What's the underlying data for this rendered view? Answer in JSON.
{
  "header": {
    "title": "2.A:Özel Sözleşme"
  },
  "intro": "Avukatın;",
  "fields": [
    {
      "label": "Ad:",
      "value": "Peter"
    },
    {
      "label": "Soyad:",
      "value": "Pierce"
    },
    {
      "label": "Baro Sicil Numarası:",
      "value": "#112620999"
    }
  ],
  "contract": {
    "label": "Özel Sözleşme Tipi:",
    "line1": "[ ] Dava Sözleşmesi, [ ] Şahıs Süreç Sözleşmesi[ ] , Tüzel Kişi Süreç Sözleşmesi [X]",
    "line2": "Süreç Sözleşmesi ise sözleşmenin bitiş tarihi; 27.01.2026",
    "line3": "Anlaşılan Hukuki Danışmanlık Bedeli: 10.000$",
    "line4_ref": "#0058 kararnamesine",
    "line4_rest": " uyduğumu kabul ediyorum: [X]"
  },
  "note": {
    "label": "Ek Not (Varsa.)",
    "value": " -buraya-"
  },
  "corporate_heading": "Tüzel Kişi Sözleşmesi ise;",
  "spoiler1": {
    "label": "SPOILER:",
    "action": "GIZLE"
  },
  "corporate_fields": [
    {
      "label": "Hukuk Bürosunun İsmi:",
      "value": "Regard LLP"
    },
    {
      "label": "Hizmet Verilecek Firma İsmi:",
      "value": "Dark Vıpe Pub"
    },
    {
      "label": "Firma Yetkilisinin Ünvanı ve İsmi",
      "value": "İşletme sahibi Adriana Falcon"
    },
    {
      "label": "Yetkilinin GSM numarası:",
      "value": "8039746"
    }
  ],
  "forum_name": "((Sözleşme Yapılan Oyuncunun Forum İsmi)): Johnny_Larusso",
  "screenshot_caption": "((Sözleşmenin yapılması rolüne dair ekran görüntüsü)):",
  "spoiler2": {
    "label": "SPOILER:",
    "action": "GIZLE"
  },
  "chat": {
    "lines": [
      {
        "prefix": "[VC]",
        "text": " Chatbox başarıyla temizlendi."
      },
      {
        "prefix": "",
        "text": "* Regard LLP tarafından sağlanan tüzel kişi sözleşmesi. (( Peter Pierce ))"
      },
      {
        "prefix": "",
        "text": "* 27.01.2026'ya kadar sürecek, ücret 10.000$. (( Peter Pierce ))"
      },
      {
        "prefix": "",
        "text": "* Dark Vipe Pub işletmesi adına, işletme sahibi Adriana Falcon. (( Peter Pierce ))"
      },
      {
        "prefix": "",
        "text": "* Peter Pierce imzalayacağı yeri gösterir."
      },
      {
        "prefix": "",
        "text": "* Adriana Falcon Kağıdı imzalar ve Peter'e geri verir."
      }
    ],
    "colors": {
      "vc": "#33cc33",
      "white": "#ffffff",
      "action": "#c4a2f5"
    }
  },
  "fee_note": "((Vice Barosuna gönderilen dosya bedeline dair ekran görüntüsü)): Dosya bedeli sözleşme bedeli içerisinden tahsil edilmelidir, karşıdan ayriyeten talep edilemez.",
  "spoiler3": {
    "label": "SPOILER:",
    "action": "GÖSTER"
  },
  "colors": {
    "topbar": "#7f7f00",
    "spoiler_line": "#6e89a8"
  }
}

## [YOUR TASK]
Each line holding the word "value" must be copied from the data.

## [EXERCISE ANSWER]
      "value": "Peter"
      "value": "Pierce"
      "value": "#112620999"
    "value": " -buraya-"
      "value": "Regard LLP"
      "value": "Dark Vıpe Pub"
      "value": "İşletme sahibi Adriana Falcon"
      "value": "8039746"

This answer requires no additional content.